• [EXERCISE AIM]: Filter the records below for the word "aawsepersonal". Copy each line that holds it.

• [MATERIAL PROVIDED]:
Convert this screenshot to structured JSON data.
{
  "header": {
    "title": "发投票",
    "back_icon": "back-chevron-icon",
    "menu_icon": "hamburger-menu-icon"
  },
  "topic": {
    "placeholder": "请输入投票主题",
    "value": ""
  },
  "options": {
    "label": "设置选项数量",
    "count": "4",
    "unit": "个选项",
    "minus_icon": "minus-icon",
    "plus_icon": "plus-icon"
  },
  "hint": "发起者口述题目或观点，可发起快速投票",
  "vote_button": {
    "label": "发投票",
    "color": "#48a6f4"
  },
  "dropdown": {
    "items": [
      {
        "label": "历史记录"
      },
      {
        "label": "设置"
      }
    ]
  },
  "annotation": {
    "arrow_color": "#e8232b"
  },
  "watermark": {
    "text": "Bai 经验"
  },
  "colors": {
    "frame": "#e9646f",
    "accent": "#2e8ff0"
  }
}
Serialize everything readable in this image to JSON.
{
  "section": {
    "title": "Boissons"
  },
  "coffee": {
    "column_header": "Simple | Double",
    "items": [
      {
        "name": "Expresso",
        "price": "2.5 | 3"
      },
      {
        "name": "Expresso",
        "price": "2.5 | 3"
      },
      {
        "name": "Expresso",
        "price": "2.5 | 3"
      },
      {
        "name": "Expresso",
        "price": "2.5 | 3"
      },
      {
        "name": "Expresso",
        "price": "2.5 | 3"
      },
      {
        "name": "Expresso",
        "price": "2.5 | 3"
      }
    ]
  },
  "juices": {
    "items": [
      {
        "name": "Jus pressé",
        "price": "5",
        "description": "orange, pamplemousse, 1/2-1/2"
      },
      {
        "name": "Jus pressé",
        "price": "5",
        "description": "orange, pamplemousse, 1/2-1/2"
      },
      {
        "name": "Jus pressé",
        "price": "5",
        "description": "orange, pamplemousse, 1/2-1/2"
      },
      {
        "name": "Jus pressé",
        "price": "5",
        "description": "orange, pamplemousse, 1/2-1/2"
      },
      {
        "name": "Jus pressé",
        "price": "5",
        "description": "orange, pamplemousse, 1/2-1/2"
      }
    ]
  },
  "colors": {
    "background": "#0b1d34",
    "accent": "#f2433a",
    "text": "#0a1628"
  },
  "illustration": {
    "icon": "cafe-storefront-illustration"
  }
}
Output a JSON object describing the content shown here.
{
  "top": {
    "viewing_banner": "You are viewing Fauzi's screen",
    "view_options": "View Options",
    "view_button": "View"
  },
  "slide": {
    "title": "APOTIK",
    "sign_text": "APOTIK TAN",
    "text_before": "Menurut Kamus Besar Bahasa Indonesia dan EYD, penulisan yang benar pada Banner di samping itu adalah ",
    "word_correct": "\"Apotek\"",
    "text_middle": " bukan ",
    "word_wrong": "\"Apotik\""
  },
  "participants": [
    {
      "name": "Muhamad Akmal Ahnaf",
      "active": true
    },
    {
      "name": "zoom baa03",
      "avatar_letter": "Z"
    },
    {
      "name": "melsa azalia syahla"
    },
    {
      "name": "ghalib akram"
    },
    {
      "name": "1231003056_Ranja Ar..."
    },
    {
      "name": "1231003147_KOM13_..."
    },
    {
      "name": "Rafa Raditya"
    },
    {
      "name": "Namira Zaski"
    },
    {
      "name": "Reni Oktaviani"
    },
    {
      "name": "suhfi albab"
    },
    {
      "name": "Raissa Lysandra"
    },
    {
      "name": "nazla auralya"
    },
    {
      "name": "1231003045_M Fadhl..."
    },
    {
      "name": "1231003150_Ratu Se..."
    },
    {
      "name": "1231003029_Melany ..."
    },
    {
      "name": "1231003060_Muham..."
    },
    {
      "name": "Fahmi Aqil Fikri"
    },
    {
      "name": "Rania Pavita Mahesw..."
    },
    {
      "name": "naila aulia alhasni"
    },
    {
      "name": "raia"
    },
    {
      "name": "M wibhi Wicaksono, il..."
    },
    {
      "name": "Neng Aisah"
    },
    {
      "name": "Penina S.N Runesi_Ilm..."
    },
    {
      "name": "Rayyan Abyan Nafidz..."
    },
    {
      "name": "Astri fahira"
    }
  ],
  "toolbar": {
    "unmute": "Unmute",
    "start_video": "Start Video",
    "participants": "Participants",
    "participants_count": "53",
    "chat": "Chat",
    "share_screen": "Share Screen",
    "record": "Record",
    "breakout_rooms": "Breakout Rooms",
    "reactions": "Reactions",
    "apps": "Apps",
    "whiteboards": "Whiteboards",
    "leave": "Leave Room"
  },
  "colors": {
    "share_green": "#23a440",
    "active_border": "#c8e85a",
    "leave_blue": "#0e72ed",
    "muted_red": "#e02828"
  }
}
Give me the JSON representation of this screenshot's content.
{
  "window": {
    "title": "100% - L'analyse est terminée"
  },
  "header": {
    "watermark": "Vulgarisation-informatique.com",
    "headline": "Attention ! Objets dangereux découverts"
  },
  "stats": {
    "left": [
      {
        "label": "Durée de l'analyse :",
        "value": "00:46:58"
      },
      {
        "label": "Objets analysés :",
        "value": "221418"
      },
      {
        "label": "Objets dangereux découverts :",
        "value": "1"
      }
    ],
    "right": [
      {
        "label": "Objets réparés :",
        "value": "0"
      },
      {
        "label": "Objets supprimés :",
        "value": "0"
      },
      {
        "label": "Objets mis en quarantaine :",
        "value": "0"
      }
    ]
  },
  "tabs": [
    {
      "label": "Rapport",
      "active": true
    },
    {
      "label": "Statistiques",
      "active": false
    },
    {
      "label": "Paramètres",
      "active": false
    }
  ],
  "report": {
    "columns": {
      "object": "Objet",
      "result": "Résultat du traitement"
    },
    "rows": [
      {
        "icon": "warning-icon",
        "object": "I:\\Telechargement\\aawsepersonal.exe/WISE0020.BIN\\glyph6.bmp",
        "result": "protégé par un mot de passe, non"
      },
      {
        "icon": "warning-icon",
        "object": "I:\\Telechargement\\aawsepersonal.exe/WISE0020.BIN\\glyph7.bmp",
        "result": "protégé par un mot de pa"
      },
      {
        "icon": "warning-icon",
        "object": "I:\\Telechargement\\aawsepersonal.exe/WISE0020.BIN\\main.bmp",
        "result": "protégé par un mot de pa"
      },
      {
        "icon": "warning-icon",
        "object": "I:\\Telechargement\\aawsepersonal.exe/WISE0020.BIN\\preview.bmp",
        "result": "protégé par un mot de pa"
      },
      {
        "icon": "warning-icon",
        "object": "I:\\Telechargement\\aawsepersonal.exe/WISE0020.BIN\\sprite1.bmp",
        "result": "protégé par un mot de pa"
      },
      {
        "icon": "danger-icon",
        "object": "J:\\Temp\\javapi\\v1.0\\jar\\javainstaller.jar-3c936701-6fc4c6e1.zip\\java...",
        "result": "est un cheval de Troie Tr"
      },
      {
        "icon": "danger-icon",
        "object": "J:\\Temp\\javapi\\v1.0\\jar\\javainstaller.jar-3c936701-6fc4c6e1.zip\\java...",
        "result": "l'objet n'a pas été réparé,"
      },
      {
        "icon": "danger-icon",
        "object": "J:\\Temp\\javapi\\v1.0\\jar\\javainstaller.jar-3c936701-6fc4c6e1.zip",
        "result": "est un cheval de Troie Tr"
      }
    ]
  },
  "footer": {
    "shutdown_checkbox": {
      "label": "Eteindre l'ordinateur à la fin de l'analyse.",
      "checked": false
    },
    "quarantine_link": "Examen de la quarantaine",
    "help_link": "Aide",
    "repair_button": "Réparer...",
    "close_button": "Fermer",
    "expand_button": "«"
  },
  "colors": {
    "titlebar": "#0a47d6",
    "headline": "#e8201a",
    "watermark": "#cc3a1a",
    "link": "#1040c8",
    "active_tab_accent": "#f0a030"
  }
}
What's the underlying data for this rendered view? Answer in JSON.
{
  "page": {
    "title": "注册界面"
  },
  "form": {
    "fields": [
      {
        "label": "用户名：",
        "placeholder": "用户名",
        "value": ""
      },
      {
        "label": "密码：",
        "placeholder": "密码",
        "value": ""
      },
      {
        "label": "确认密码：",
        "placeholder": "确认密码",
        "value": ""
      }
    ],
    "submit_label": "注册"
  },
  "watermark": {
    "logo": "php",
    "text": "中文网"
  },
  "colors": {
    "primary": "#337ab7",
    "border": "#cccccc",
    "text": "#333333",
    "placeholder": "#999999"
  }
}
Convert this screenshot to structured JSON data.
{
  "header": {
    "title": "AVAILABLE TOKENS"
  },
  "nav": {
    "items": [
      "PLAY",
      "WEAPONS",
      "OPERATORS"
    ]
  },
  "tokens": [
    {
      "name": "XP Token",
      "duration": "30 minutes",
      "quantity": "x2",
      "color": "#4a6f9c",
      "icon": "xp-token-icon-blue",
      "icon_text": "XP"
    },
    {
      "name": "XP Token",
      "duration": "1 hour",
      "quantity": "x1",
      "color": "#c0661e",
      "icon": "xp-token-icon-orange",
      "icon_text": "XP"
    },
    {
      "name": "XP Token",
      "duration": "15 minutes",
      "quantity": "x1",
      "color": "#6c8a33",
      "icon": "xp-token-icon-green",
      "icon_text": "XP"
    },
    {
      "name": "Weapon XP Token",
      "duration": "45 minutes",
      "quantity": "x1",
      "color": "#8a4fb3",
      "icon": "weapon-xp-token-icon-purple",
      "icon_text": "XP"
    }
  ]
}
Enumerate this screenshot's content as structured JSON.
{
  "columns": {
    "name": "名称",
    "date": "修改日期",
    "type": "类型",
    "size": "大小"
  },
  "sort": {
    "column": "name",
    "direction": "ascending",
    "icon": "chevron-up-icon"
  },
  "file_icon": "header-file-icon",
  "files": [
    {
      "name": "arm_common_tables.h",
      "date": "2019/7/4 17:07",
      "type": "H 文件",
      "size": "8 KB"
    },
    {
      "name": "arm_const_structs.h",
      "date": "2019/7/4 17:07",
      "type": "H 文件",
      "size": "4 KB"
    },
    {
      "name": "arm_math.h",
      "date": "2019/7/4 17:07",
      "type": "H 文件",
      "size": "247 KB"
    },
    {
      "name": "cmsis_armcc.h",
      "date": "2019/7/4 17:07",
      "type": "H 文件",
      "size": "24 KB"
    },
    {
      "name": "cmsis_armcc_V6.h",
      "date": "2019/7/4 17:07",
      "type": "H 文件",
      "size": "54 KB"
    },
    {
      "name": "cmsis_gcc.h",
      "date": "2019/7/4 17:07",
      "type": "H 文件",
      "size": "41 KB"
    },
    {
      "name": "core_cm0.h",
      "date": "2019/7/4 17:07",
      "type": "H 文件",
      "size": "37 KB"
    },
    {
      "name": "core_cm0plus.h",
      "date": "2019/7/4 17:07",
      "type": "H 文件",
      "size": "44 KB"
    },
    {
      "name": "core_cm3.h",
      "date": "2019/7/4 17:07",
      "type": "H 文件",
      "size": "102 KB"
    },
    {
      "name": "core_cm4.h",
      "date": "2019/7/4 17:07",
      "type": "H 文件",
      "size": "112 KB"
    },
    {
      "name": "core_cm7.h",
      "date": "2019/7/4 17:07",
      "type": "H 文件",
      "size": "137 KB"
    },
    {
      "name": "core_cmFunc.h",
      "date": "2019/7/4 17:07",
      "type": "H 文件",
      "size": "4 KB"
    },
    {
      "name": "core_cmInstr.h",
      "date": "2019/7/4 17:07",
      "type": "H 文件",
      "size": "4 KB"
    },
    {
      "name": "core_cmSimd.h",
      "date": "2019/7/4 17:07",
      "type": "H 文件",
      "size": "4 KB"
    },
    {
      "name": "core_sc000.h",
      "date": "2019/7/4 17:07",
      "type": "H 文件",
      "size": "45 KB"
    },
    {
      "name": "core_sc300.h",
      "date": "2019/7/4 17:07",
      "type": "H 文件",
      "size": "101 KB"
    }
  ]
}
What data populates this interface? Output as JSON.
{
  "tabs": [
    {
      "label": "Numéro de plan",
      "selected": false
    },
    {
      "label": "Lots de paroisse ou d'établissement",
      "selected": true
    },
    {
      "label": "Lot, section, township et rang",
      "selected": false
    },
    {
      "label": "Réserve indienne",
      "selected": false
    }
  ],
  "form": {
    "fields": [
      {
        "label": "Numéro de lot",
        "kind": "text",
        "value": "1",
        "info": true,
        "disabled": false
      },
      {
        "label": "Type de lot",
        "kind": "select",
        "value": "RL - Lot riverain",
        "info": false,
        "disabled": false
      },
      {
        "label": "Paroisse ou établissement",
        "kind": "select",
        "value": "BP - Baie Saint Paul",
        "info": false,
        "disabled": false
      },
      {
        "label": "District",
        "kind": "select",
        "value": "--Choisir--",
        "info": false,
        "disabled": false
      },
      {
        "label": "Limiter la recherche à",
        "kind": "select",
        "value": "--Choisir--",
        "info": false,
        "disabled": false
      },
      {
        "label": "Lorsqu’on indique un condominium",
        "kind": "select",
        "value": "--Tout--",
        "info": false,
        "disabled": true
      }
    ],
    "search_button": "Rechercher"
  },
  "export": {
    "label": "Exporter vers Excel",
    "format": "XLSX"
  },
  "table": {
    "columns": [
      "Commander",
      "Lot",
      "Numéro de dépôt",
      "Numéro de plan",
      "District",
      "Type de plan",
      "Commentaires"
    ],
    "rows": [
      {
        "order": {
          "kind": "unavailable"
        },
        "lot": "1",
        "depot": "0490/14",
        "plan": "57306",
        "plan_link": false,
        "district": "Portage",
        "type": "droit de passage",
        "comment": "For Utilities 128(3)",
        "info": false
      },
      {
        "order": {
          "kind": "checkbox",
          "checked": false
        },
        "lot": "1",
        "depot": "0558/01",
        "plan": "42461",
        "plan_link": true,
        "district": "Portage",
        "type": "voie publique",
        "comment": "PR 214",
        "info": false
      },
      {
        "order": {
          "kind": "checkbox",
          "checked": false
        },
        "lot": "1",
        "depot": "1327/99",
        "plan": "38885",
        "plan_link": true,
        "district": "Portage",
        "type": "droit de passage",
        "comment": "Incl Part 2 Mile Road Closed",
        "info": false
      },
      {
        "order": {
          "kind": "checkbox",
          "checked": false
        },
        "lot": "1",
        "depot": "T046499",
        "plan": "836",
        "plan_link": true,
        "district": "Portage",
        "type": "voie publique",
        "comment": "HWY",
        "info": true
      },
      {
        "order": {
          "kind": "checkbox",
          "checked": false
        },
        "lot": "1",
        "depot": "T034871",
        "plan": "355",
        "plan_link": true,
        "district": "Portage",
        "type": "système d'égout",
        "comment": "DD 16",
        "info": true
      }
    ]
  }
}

• [THE COMPLETED TASK]:
        "object": "I:\\Telechargement\\aawsepersonal.exe/WISE0020.BIN\\glyph6.bmp",
        "object": "I:\\Telechargement\\aawsepersonal.exe/WISE0020.BIN\\glyph7.bmp",
        "object": "I:\\Telechargement\\aawsepersonal.exe/WISE0020.BIN\\main.bmp",
        "object": "I:\\Telechargement\\aawsepersonal.exe/WISE0020.BIN\\preview.bmp",
        "object": "I:\\Telechargement\\aawsepersonal.exe/WISE0020.BIN\\sprite1.bmp",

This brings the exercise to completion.